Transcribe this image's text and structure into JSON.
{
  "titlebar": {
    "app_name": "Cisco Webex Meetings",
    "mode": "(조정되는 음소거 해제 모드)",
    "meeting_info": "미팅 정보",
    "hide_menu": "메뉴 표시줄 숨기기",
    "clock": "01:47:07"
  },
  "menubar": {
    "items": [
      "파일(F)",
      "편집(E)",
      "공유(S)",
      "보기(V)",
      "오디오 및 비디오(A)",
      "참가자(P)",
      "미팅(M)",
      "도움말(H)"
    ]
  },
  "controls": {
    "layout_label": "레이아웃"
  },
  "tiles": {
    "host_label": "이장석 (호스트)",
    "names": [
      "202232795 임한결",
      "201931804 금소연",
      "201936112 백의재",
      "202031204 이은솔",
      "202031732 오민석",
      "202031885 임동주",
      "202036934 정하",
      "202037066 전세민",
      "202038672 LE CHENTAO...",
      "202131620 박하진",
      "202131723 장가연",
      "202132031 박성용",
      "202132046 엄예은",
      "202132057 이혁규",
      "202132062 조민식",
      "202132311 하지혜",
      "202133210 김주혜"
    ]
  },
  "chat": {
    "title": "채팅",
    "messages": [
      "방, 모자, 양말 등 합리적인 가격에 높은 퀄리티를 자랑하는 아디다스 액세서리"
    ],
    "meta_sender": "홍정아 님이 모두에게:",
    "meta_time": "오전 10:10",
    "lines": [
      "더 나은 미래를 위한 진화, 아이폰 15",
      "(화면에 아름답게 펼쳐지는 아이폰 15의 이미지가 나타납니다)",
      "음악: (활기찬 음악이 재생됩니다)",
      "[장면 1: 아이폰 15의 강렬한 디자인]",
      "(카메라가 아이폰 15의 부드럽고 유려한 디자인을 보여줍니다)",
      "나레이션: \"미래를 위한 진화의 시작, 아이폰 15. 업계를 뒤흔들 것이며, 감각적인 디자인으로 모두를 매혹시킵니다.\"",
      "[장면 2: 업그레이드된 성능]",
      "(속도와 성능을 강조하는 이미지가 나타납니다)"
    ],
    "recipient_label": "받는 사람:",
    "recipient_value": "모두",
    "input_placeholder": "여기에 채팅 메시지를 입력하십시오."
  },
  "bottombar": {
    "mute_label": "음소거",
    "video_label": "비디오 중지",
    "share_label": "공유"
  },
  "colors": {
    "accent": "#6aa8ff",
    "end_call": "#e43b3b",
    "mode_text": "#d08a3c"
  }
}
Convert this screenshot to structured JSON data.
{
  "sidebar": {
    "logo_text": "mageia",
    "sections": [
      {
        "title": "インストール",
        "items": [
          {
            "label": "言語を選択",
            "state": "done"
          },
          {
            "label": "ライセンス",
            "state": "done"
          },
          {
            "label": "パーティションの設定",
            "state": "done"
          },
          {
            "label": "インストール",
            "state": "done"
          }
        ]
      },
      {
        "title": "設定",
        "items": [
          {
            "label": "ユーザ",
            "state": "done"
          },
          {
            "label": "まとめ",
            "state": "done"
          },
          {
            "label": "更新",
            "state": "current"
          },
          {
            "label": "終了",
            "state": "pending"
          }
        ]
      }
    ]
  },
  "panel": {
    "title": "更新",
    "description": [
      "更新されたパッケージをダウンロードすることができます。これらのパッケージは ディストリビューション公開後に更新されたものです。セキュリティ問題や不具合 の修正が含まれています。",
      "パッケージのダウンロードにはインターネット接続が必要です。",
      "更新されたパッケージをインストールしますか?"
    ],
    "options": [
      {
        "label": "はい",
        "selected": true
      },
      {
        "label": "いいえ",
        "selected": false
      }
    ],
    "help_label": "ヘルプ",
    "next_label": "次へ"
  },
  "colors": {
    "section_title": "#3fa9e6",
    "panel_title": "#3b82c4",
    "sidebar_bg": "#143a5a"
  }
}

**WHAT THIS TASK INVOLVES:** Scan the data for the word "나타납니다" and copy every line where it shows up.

**EXERCISE RESULT:**
      "(화면에 아름답게 펼쳐지는 아이폰 15의 이미지가 나타납니다)",
      "(속도와 성능을 강조하는 이미지가 나타납니다)"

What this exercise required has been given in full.